Good news in the battle for women’s rights
by Juliet Waters
When I bring up a recent description of Sally Armstrong’s career — “war correspondent for the world’s women” — she laughs. “I want that on my tombstone.” Gallows humour is to be expected from a journalist who has spent 20 years writing about the atrocities women have suffered in danger zones across the world. But this is about as dark as Armstrong gets during a recent chat in Montreal.
Her new book, The Ascent of Women, is optimistic about the future of women around the world, and argues that the fight for their status in the developed and developing world has reached a tipping point. “The earth is shifting,” she writes, “a new age is dawning. From Kabul and Cairo to Cape Town and New York, women are claiming their space at home, at work and in the public square. They are propelling changes so immense they’re likely to affect intractable issues such as poverty, interstate conflict, culture and religion, and the power brokers are finally listening.”
When I ask her about these changes, Armstrong, BEd’66, DLitt’02, is quick to offer examples of recent activism in places like Afghanistan and India. “In Kenya, 160 little girls between the ages of three and seventeen are suing the Kenyan government for failing to protect them from being raped. That would never have happened before, because people would have said, oh it’s girls, it doesn’t matter. And we would have dismissed it on this side of the water as ‘that’s the way they treat their girls.’” Armstrong dedicated the book to Malaha Yousafzai, the 15-year-old education rights activist who the Taliban attempted to assassinate last year. “She is the epitome of what this book is about. She went to school despite what the Taliban said and the whole world is listening instead of ignoring her.”
But this shift in the world’s attention has been a long time coming. In 1992, Armstrong was in Sarajevo, covering the effect of the Baltic War on children, and putting her McGill degree in phys-ed to good use. “I loved being a gym teacher. It’s the kind of job that’s like putting tools in your kit bag. You use them all the rest of your life. I’m in zones of conflict all the time, and there is invariably a bunch of terrified children hiding during some bombing. And I know 300 games.”
A day before she was set to leave, she started hearing the rumours of rape camps. At the time, Armstrong was still editor-in-chief of Homemakers. But this was breaking news, not the sort of stuff a magazine, with its usual months-long lead time, published. “I brought that story back and gave it to a major news agency. I said, give it to one of your reporters. They didn’t do it. Seven weeks later I phoned the editor I’d given it to.” He’d been too busy he told her. “Twenty thousand women were gang raped.

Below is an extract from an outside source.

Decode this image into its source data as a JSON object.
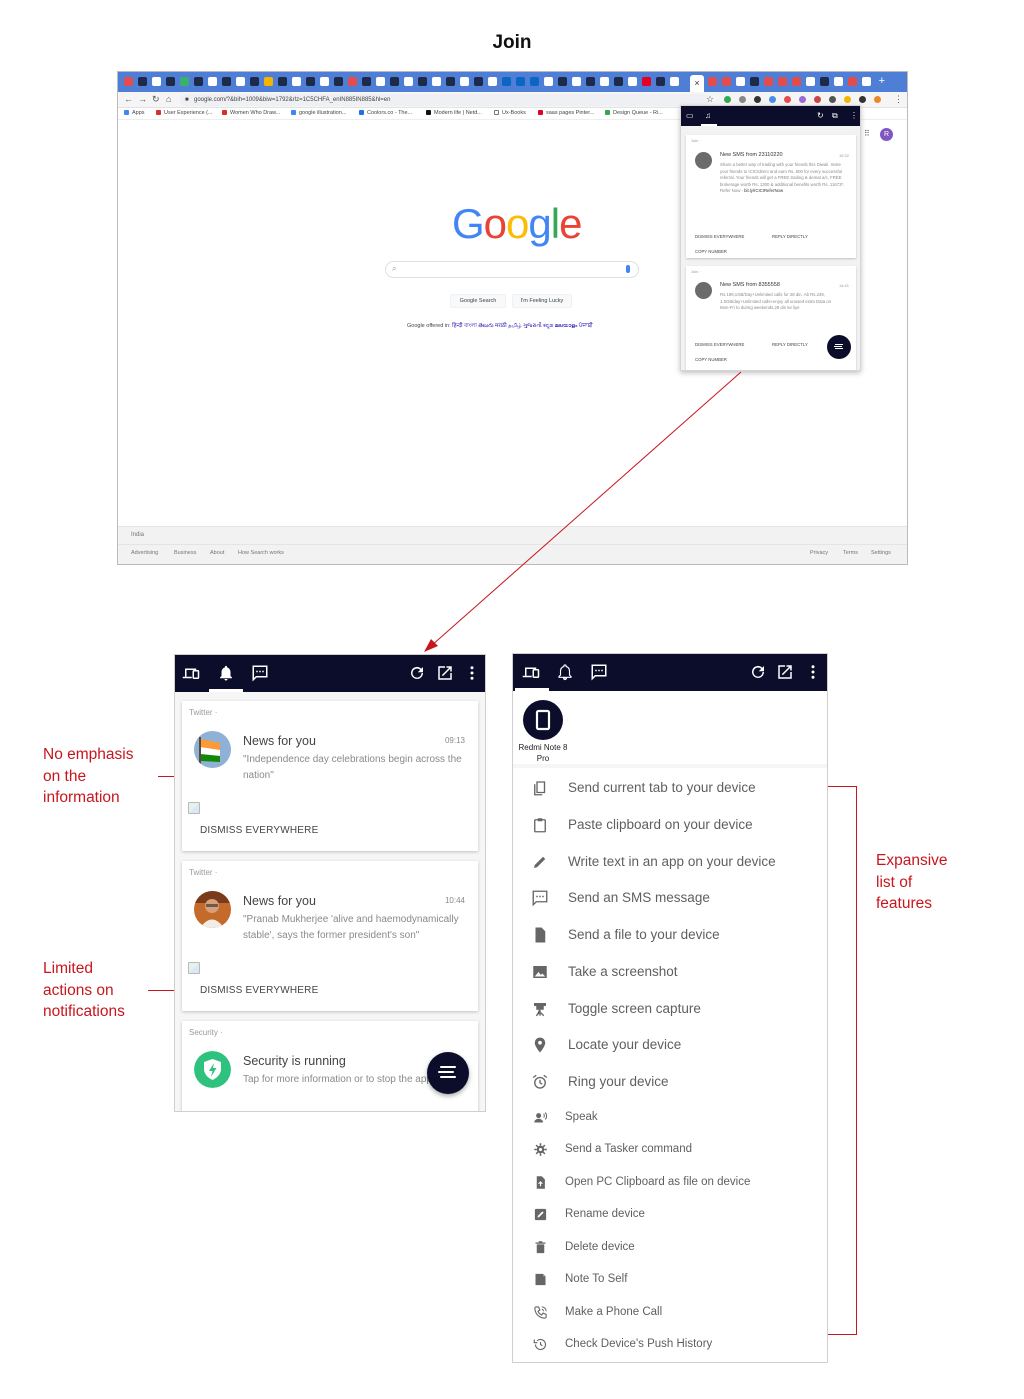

Some of them eight years old, some of them 80. What? ‘Oh, Sally’, he said, ‘don’t be so hard on me.’ So I decided then that if nobody else is going to tell these stories, I was.”
This was how the brutal story of Eva Penavic, a camp survivor, came to be published alongside the seasonal recipes the digest style magazine was better known for.
It won a National Magazine award, and successive stories like this one helped make Homemakers one of the most widely circulated and commercially successful magazines in Canada.
Still, “I had to fight like a cat to have those stories published,”she recalls. “The 11 years I was at was at Homemakers, I fought for every one of those stories. My publisher would say to me, no advertiser wants to be on the same page as a story of a woman who’s been raped in the Balkans. And I used to say, an advertiser wants to be on the same page that’s the best read page in the magazine. I still believe women want more meat on the bones of their stories. But that’s a very hard dragon to fight. When I left Homemakers, they hired a new editor and asked her to turn it into a health and wellness magazine. They lost 350,000 readers in the first five months.” Armstrong’s daring reporting had given Homemakers an edge that differentiated it from similar magazines aimed at women. Once that was gone, the magazine lost much of its personality. Homemakers ceased publication in 2011. “They didn’t get it then and they don’t get it today.”
Fortunately, there are an increasing number of influential people who do. From the economist Jeffrey Sachs, who has spearheaded the UN’s Millennium Development Project, to Isabel Coleman, a fellow for the U.S. Council on Foreign Relations, who writes: “countries that oppress their women are doomed to be failed states.” These, Armstrong argues, are important, influential voices joining the rising number of women across the world who are now standing up to repressive states and religions despite the often horrific consequences.
“These are very scarring stories. They play on the back of my eyelids and I had not had good news to tell. I was in Afghanistan during the Taliban. It was barbaric, those thugs reigned with terror and the world was looking away. But the women were incredible.” She pauses to savour what seems a sudden profound sense of the passage of time. “I’m so proud of them.”